DATA Start Marker

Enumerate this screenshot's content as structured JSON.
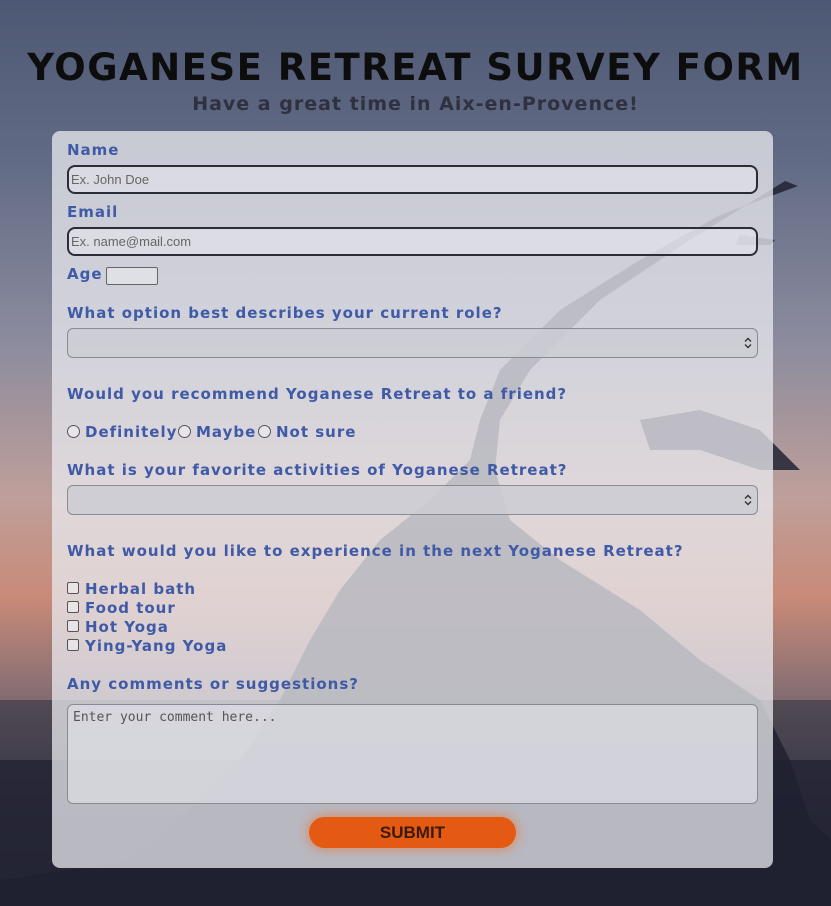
{
  "header": {
    "title": "YOGANESE RETREAT SURVEY FORM",
    "subtitle": "Have a great time in Aix-en-Provence!"
  },
  "form": {
    "name": {
      "label": "Name",
      "placeholder": "Ex. John Doe",
      "value": ""
    },
    "email": {
      "label": "Email",
      "placeholder": "Ex. name@mail.com",
      "value": ""
    },
    "age": {
      "label": "Age",
      "value": ""
    },
    "role": {
      "question": "What option best describes your current role?",
      "selected": ""
    },
    "recommend": {
      "question": "Would you recommend Yoganese Retreat to a friend?",
      "options": [
        "Definitely",
        "Maybe",
        "Not sure"
      ]
    },
    "favorite": {
      "question": "What is your favorite activities of Yoganese Retreat?",
      "selected": ""
    },
    "experience": {
      "question": "What would you like to experience in the next Yoganese Retreat?",
      "options": [
        "Herbal bath",
        "Food tour",
        "Hot Yoga",
        "Ying-Yang Yoga"
      ]
    },
    "comments": {
      "question": "Any comments or suggestions?",
      "placeholder": "Enter your comment here..."
    },
    "submit_label": "SUBMIT"
  },
  "colors": {
    "label": "#3f5aa6",
    "accent": "#e45a12",
    "title": "#0d0d0d"
  },
  "icons": {
    "select_arrow": "chevron-up-down-icon"
  }
}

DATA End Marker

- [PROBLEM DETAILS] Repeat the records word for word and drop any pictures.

- [TASK OUTPUT]
Enumerate this screenshot's content as structured JSON.
{
  "header": {
    "title": "YOGANESE RETREAT SURVEY FORM",
    "subtitle": "Have a great time in Aix-en-Provence!"
  },
  "form": {
    "name": {
      "label": "Name",
      "placeholder": "Ex. John Doe",
      "value": ""
    },
    "email": {
      "label": "Email",
      "placeholder": "Ex. name@mail.com",
      "value": ""
    },
    "age": {
      "label": "Age",
      "value": ""
    },
    "role": {
      "question": "What option best describes your current role?",
      "selected": ""
    },
    "recommend": {
      "question": "Would you recommend Yoganese Retreat to a friend?",
      "options": [
        "Definitely",
        "Maybe",
        "Not sure"
      ]
    },
    "favorite": {
      "question": "What is your favorite activities of Yoganese Retreat?",
      "selected": ""
    },
    "experience": {
      "question": "What would you like to experience in the next Yoganese Retreat?",
      "options": [
        "Herbal bath",
        "Food tour",
        "Hot Yoga",
        "Ying-Yang Yoga"
      ]
    },
    "comments": {
      "question": "Any comments or suggestions?",
      "placeholder": "Enter your comment here..."
    },
    "submit_label": "SUBMIT"
  },
  "colors": {
    "label": "#3f5aa6",
    "accent": "#e45a12",
    "title": "#0d0d0d"
  },
  "icons": {
    "select_arrow": "chevron-up-down-icon"
  }
}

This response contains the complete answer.